◆ TASK BRIEF
Could you filter the records below and keep only the lines with the word "text"?

◆ INPUT DATA
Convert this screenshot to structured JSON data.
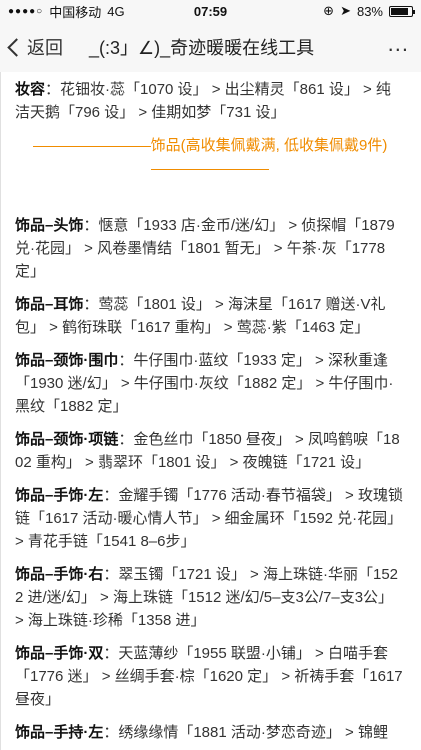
{
  "status_bar": {
    "signal_dots": "●●●●○",
    "carrier": "中国移动",
    "network": "4G",
    "time": "07:59",
    "battery_percent": "83%",
    "battery_level": 0.83
  },
  "nav": {
    "back_label": "返回",
    "title": "_(:3」∠)_奇迹暖暖在线工具",
    "more": "..."
  },
  "content": {
    "makeup": {
      "label": "妆容",
      "text": "：花钿妆·蕊「1070 设」 > 出尘精灵「861 设」 > 纯洁天鹅「796 设」 > 佳期如梦「731 设」"
    },
    "accessory_header": "饰品(高收集佩戴满, 低收集佩戴9件)",
    "items": [
      {
        "label": "饰品–头饰",
        "text": "：惬意「1933 店·金币/迷/幻」 > 侦探帽「1879 兑·花园」 > 风卷墨情结「1801 暂无」 > 午茶·灰「1778 定」"
      },
      {
        "label": "饰品–耳饰",
        "text": "：莺蕊「1801 设」 > 海沫星「1617 赠送·V礼包」 > 鹤衔珠联「1617 重构」 > 莺蕊·紫「1463 定」"
      },
      {
        "label": "饰品–颈饰·围巾",
        "text": "：牛仔围巾·蓝纹「1933 定」 > 深秋重逢「1930 迷/幻」 > 牛仔围巾·灰纹「1882 定」 > 牛仔围巾·黑纹「1882 定」"
      },
      {
        "label": "饰品–颈饰·项链",
        "text": "：金色丝巾「1850 昼夜」 > 凤鸣鹤唳「1802 重构」 > 翡翠环「1801 设」 > 夜魄链「1721 设」"
      },
      {
        "label": "饰品–手饰·左",
        "text": "：金耀手镯「1776 活动·春节福袋」 > 玫瑰锁链「1617 活动·暖心情人节」 > 细金属环「1592 兑·花园」 > 青花手链「1541 8–6步」"
      },
      {
        "label": "饰品–手饰·右",
        "text": "：翠玉镯「1721 设」 > 海上珠链·华丽「1522 进/迷/幻」 > 海上珠链「1512 迷/幻/5–支3公/7–支3公」 > 海上珠链·珍稀「1358 进」"
      },
      {
        "label": "饰品–手饰·双",
        "text": "：天蓝薄纱「1955 联盟·小铺」 > 白喵手套「1776 迷」 > 丝绸手套·棕「1620 定」 > 祈祷手套「1617 昼夜」"
      },
      {
        "label": "饰品–手持·左",
        "text": "：绣缘缘情「1881 活动·梦恋奇迹」 > 锦鲤"
      }
    ]
  }
}
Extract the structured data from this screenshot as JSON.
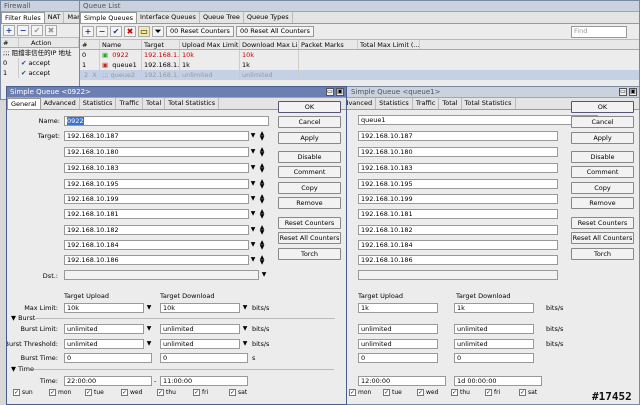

◆ WRITTEN ANSWER
      "text": "：花钿妆·蕊「1070 设」 > 出尘精灵「861 设」 > 纯洁天鹅「796 设」 > 佳期如梦「731 设」"
        "text": "：惬意「1933 店·金币/迷/幻」 > 侦探帽「1879 兑·花园」 > 风卷墨情结「1801 暂无」 > 午茶·灰「1778 定」"
        "text": "：莺蕊「1801 设」 > 海沫星「1617 赠送·V礼包」 > 鹤衔珠联「1617 重构」 > 莺蕊·紫「1463 定」"
        "text": "：牛仔围巾·蓝纹「1933 定」 > 深秋重逢「1930 迷/幻」 > 牛仔围巾·灰纹「1882 定」 > 牛仔围巾·黑纹「1882 定」"
        "text": "：金色丝巾「1850 昼夜」 > 凤鸣鹤唳「1802 重构」 > 翡翠环「1801 设」 > 夜魄链「1721 设」"
        "text": "：金耀手镯「1776 活动·春节福袋」 > 玫瑰锁链「1617 活动·暖心情人节」 > 细金属环「1592 兑·花园」 > 青花手链「1541 8–6步」"
        "text": "：翠玉镯「1721 设」 > 海上珠链·华丽「1522 进/迷/幻」 > 海上珠链「1512 迷/幻/5–支3公/7–支3公」 > 海上珠链·珍稀「1358 进」"
        "text": "：天蓝薄纱「1955 联盟·小铺」 > 白喵手套「1776 迷」 > 丝绸手套·棕「1620 定」 > 祈祷手套「1617 昼夜」"
        "text": "：绣缘缘情「1881 活动·梦恋奇迹」 > 锦鲤"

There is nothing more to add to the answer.